### TASK REQUIREMENTS
Your response must be made up of each line in the data below that contains the string "drop".
*** Begin section ***
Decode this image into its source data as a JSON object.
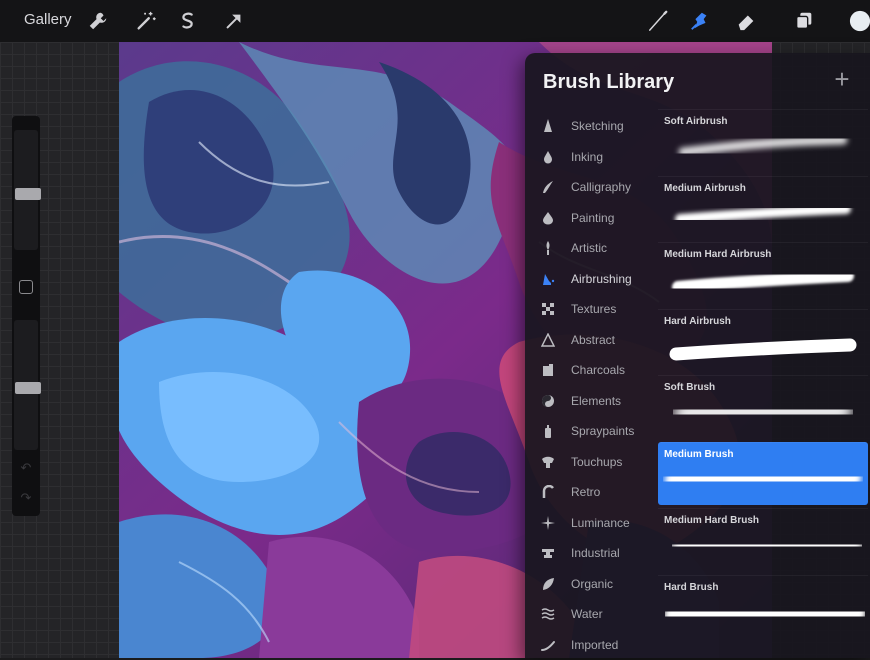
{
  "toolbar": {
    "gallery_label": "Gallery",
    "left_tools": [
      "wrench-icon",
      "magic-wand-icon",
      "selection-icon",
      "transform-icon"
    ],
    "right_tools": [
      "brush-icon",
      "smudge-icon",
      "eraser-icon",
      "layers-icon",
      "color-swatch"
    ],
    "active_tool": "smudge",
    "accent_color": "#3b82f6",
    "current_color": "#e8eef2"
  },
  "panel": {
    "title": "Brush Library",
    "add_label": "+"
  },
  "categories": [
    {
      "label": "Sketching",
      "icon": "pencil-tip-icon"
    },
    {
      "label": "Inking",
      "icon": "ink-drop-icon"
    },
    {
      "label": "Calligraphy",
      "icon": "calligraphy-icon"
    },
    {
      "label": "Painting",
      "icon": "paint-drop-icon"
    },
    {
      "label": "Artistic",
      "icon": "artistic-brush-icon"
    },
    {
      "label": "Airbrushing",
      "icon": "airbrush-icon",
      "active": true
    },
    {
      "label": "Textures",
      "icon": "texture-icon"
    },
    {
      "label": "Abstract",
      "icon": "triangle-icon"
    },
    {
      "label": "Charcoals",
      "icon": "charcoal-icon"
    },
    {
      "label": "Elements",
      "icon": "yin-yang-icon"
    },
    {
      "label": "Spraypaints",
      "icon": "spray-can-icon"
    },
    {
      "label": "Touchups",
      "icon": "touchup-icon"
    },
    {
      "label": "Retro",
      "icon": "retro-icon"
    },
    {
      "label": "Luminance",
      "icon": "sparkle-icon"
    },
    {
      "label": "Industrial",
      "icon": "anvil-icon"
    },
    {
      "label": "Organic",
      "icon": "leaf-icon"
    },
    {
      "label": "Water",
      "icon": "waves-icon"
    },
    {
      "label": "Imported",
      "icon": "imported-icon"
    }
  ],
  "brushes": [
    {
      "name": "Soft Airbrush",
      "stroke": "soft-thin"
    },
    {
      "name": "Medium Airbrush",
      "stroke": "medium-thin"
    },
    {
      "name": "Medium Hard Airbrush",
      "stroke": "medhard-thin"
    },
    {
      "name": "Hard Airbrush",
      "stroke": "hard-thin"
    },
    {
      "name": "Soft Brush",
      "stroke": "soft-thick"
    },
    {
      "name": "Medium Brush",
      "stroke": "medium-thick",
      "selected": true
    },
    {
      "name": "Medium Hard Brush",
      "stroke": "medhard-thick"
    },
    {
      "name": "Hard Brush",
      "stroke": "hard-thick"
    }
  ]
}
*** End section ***
### TASK RESULT
      "icon": "ink-drop-icon"
      "icon": "paint-drop-icon"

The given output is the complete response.